◆ WORK TO COMPLETE: Copy each line of the listing below where the word "JSON" turns up.

◆ DATA FOR THIS EXERCISE:
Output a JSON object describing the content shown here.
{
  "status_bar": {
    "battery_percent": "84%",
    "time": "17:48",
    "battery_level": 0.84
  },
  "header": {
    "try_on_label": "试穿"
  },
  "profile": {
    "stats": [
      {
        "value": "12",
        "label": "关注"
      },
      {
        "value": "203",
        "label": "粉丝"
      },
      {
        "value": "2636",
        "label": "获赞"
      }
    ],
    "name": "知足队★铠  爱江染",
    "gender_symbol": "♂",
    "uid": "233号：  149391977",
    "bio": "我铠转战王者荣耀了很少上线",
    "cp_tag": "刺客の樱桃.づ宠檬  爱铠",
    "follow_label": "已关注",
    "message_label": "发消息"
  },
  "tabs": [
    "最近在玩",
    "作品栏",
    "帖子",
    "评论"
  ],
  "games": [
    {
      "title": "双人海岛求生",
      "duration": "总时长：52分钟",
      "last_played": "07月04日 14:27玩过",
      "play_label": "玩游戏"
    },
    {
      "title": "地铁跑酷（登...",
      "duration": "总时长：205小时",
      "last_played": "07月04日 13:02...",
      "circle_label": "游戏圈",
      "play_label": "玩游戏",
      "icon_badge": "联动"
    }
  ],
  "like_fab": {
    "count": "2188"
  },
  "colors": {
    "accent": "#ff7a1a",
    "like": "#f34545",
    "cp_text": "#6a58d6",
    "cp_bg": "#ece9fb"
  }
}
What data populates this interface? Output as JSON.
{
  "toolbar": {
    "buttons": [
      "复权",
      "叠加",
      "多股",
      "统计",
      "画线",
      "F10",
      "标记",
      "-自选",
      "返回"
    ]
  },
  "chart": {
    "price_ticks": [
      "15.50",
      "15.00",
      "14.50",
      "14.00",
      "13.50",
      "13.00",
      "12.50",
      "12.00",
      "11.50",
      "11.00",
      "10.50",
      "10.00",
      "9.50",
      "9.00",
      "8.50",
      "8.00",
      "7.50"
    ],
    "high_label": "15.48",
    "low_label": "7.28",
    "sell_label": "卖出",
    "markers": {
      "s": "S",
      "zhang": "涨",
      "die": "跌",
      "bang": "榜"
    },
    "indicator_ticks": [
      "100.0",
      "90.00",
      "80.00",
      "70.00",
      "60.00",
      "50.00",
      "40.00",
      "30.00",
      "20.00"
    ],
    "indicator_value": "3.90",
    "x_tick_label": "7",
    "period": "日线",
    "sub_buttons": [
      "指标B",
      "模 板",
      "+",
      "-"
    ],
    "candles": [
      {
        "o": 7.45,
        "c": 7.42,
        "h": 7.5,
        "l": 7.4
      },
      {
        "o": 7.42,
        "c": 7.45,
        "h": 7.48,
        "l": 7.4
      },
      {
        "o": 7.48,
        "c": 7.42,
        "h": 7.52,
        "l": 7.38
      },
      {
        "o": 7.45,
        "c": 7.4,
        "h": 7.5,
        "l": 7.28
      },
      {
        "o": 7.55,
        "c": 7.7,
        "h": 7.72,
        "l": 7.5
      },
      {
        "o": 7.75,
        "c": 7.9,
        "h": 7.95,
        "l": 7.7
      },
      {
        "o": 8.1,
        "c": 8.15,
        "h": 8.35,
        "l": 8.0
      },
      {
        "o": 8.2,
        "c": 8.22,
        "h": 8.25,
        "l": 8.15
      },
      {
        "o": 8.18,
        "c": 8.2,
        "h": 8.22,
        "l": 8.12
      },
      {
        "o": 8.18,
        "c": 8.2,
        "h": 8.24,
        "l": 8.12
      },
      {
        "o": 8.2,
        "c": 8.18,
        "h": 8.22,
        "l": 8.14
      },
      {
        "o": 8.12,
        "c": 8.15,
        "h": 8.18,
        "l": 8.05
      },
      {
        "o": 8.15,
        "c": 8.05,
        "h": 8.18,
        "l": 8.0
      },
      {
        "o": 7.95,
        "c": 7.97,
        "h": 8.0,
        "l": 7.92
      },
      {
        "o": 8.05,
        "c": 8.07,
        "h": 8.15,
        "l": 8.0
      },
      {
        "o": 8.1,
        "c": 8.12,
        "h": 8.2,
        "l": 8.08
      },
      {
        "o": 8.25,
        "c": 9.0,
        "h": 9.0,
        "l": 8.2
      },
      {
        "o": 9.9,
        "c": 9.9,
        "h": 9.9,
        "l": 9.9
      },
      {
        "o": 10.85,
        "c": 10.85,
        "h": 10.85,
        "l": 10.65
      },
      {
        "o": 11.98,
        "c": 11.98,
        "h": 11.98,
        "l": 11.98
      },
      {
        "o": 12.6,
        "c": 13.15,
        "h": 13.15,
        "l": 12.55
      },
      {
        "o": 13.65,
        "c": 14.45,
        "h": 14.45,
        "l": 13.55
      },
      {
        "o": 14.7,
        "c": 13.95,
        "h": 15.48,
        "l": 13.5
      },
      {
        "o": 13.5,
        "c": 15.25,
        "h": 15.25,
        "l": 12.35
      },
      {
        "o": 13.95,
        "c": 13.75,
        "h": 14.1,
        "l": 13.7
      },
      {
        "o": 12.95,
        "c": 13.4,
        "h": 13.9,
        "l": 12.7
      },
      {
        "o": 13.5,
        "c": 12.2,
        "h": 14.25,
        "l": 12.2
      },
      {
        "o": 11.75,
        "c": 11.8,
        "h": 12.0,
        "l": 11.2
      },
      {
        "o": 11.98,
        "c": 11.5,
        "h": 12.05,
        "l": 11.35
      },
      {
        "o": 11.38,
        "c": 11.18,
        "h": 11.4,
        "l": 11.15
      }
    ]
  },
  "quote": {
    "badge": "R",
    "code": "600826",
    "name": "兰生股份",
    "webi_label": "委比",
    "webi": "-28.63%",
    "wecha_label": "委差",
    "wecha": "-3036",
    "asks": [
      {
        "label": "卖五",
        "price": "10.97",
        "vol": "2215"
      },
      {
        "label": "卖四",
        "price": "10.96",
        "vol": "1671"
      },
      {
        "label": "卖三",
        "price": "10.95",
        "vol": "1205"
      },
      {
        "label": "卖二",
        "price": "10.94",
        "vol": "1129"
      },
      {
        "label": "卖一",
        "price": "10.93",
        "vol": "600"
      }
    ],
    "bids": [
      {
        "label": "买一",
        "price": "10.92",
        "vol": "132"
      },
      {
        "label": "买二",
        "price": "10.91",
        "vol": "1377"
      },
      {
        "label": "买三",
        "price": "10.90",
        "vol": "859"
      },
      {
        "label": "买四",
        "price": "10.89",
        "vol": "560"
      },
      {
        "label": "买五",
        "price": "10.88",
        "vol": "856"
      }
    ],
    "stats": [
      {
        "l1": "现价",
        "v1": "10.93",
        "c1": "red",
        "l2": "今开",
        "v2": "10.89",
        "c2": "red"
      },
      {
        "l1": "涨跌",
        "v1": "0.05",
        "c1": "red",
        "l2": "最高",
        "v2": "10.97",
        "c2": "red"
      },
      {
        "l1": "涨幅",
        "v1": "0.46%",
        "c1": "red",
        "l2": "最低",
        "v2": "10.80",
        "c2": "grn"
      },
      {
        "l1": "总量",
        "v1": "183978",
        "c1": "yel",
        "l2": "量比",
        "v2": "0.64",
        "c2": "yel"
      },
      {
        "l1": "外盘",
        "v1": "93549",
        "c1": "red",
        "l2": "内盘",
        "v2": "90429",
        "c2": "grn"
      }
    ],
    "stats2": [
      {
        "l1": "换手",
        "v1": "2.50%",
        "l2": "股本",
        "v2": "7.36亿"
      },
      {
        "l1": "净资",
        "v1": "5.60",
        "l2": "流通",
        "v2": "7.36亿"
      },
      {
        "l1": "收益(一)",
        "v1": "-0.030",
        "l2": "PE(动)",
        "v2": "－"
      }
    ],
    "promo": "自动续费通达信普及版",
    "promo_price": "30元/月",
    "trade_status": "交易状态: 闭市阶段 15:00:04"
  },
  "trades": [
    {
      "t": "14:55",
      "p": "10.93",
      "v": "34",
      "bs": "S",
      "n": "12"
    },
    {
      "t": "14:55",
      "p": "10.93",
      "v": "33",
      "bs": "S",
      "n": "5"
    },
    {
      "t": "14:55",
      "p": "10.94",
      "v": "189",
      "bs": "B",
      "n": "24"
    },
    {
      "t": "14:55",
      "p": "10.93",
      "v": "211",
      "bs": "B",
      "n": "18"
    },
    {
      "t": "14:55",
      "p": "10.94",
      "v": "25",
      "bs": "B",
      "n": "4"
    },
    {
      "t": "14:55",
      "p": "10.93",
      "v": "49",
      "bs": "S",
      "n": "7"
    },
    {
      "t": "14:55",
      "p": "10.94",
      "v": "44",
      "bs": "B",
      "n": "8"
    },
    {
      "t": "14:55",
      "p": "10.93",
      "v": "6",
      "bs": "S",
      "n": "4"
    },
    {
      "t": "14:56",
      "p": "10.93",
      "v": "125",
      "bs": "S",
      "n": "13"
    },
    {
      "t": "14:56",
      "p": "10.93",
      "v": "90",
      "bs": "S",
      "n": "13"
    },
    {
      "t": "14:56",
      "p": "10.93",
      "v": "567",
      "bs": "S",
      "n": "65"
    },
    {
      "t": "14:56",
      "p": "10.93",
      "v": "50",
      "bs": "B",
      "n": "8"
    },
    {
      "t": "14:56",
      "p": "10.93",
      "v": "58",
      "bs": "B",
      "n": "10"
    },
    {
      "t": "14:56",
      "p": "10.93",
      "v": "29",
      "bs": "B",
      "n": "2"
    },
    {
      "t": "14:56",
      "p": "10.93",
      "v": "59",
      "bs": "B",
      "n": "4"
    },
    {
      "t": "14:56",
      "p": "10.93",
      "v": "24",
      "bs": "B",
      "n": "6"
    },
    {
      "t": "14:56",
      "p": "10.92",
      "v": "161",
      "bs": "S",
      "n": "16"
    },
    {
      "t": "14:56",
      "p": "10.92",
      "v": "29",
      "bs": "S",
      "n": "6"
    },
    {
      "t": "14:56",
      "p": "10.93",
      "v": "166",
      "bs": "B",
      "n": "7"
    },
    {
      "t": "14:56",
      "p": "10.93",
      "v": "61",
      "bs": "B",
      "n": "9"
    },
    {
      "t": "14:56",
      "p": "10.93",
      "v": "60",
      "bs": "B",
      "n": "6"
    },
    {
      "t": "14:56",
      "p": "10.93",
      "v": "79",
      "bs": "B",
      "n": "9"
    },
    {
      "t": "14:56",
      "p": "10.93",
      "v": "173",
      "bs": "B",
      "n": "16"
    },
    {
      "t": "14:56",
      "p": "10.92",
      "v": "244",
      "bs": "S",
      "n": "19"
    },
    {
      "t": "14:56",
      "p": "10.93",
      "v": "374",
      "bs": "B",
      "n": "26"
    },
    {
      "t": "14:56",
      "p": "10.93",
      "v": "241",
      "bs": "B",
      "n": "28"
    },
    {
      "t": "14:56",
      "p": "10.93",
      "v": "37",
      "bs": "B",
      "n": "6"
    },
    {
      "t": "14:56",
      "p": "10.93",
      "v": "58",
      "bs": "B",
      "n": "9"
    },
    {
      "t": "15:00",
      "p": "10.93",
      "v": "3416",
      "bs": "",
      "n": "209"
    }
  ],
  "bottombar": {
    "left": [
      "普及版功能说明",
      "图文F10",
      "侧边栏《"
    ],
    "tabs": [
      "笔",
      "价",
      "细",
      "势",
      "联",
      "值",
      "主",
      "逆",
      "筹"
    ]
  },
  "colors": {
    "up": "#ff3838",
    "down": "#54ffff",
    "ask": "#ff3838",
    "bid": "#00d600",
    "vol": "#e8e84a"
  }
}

◆ SOLUTION TO THIS TASK:
Output a JSON object describing the content shown here.
What data populates this interface? Output as JSON.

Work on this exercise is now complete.